• _Your objective_: Your reply should be made up of every line in the records below that holds the string "JSON".

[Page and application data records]

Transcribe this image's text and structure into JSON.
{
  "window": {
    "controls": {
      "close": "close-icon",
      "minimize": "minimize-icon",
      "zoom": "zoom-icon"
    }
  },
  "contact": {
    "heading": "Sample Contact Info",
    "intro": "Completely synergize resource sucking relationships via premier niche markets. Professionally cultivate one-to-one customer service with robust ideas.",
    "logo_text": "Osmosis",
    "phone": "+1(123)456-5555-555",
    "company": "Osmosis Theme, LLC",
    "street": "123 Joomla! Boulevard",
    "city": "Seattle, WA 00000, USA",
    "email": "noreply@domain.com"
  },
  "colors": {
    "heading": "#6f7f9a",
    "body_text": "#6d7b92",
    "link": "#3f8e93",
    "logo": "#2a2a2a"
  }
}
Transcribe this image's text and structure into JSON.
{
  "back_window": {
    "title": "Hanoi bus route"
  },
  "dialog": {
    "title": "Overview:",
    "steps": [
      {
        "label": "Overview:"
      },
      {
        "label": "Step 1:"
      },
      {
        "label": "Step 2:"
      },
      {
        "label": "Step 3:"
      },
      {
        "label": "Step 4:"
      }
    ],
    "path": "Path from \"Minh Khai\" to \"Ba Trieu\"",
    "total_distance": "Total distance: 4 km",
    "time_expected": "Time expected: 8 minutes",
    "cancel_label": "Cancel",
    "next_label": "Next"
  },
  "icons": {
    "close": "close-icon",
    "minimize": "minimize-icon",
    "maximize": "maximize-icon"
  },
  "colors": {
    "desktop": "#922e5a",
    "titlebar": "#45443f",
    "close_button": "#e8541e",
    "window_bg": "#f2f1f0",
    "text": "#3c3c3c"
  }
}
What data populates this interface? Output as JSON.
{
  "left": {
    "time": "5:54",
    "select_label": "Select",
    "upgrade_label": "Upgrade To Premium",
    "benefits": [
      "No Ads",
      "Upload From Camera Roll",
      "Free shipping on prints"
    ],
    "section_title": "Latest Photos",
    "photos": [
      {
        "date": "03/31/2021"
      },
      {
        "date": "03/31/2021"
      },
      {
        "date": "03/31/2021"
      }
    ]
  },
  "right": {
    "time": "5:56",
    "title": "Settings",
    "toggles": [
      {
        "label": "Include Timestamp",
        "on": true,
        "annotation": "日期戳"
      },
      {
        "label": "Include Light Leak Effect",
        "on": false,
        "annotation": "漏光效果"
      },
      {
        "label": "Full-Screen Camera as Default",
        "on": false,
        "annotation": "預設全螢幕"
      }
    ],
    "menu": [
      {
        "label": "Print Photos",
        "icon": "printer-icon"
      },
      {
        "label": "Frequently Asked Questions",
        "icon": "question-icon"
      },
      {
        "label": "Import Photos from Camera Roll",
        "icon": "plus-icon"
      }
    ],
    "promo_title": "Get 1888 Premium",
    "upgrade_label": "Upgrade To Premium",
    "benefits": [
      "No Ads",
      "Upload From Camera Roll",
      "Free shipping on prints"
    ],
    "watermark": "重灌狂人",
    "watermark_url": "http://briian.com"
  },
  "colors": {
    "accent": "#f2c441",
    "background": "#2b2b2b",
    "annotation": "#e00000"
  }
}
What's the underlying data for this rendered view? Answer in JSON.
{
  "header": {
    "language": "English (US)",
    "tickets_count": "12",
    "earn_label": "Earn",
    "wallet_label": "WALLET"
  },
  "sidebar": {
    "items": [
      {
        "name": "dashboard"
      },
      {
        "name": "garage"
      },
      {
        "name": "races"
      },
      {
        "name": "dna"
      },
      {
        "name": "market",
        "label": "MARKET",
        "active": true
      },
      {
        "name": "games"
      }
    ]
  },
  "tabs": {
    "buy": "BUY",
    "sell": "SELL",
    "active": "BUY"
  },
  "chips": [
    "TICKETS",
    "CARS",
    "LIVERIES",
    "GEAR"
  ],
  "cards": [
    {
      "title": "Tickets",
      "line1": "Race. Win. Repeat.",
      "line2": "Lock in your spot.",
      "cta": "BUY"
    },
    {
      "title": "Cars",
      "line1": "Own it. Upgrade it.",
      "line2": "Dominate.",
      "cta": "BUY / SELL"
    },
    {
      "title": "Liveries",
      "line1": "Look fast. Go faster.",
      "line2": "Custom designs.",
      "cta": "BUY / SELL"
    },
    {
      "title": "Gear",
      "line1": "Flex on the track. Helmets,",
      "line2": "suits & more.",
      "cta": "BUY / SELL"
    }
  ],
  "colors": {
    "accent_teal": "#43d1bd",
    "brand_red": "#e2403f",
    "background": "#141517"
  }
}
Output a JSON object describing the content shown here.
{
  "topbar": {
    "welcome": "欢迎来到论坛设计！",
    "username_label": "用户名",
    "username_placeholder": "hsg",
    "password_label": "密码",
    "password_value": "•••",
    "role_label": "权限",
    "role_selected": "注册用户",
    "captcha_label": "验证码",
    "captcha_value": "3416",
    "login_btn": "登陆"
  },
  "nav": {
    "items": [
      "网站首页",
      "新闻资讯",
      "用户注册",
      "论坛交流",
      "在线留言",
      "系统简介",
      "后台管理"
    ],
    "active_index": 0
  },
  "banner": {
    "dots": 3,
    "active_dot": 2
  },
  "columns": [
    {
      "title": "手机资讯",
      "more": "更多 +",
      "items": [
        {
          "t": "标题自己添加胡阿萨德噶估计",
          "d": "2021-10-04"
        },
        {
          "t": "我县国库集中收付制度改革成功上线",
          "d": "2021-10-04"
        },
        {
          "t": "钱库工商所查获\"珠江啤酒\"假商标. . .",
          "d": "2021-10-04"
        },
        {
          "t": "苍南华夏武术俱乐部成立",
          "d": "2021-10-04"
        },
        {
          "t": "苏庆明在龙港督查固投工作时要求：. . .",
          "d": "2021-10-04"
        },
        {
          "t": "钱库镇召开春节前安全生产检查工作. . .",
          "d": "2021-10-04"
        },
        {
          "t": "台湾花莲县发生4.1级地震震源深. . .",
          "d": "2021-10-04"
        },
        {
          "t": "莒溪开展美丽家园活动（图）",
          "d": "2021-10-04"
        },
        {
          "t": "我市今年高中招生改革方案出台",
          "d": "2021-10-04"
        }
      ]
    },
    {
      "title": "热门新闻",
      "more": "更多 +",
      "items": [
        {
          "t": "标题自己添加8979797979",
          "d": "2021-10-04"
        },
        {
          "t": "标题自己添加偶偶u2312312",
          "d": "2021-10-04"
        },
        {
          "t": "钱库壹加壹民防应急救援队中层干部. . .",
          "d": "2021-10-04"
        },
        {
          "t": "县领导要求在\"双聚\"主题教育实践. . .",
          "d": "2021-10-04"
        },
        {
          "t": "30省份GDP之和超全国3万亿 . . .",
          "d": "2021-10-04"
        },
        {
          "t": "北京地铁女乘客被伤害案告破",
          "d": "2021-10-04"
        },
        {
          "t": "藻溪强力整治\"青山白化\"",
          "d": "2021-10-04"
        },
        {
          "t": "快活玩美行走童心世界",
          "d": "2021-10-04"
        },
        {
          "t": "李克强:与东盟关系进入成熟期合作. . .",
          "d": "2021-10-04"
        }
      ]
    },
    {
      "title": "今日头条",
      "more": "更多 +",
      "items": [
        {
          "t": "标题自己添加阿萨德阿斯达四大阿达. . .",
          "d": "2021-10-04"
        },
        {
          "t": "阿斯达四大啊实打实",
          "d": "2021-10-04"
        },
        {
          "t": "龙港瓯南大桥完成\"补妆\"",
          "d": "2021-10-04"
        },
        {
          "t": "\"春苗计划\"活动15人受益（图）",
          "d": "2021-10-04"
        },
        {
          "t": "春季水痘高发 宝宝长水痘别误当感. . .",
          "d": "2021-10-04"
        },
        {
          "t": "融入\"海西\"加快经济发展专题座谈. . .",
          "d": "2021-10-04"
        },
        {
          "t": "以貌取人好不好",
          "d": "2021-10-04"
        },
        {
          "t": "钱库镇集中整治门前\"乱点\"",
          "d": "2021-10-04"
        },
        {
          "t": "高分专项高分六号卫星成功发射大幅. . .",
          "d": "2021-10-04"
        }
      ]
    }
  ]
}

• _Problem solution_:
Transcribe this image's text and structure into JSON.
Transcribe this image's text and structure into JSON.
What data populates this interface? Output as JSON.
What's the underlying data for this rendered view? Answer in JSON.
Output a JSON object describing the content shown here.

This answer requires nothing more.